Most egregiously, the Zork trilogy reissues, which were originally published with only a brief (the sole item accompanying the original Apple II release of Zork I is a manual of only ten pages) were significantly retconned. For the sole purpose of filling a browsie, countless factoids and historical bric-a-brac were invented out of nothing. They did not enlarge the experiences of the games they represented and often seem to have mistaken silliness for humor. The Zork games, whose sales built and sustained Infocom, were sold for years without any sort of supplemental packaging, and the new materials created more problems–in terms of in-universe lore–than they possibly could have solved.
One Box to Rule Them All
As well as we remember the gray box, it was not a consumer-centered move. It was, rather, an ingenious effort to consolidate packing in order to facilitate shipping, shelving, and brand recognition. It worked very well. Anyone from those days can easily identify any Infocom game published between mid-1984 and early 1987 (Stationfall was the first game to be published in the “post-gray box” format), even if, all told, that period represents just three of Infocom’s nine years. Furthermore, the new browsie format unquestionably snared more than a few shoppers (I count myself among them). Finally, the book-like format encouraged the sale of Infocom’s games in stores that did not traditionally feature game software, most notably bookstores.

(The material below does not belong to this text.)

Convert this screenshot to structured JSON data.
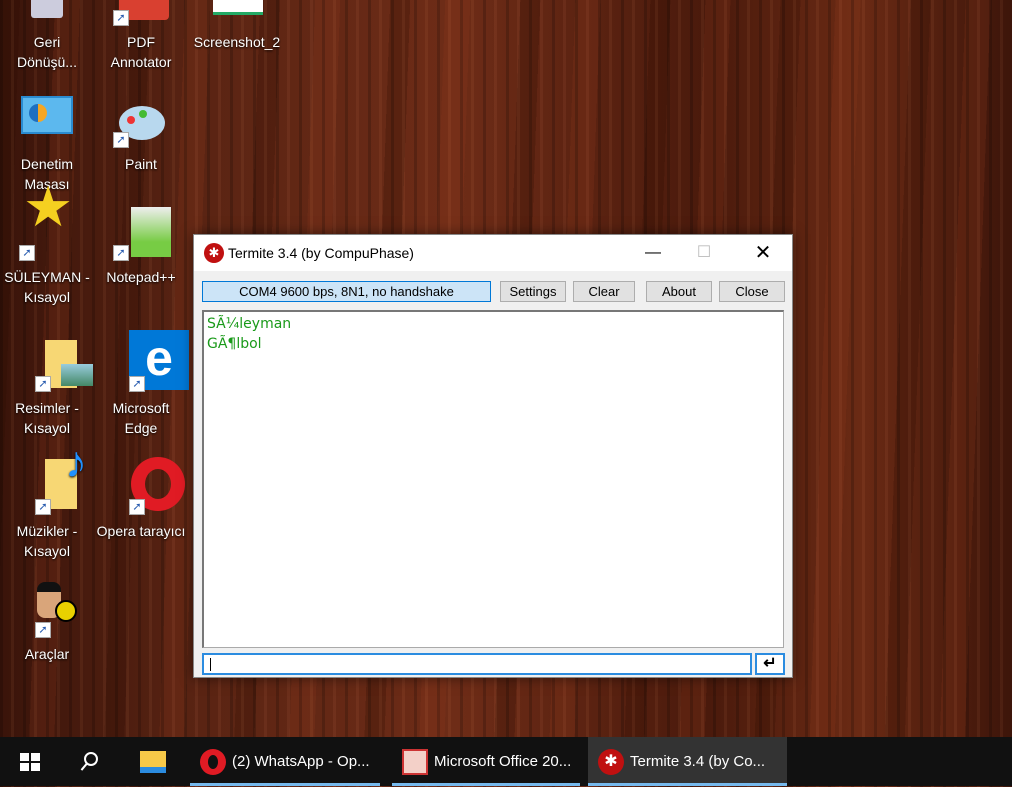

It’s hard, though, looking back, to avoid seeing this development as a commodification. After all, Infocom, in terms of total investment and expense, was no longer a game company. It had become a business software company that made games. This shift in terms of managerial and financial focus fomented an environment where games were considered, at the executive level, as widgets first and games second. Each folio release, by contrast, asserted its own uniqueness, and brazenly demanded that vendors find a way to get it on their shelves. Even Zork‘s minimalist packaging was, in its own way, perfectly suited to the isolate worlds it fictionalized. Standardization was a shrewd business move and, regrettably, “business” would prove to be Infocom’s white whale.
Believe It or not, This Is a Cutthroats Post
The first game released in the gray box format was, of course, Mike Berlyn’s Cutthroats. Speaking of bum packaging: can anyone tell me how Mike Berlyn, science fantasist and the genius behind Suspended, became the sole owner and proprietor of Infocom’s “Tales of Adventure” brand? Berlyn, seemingly cowed by hostile reactions to Infidel‘s provocative ending, followed up with the safer–and less interesting–Cutthroats. More to come Monday!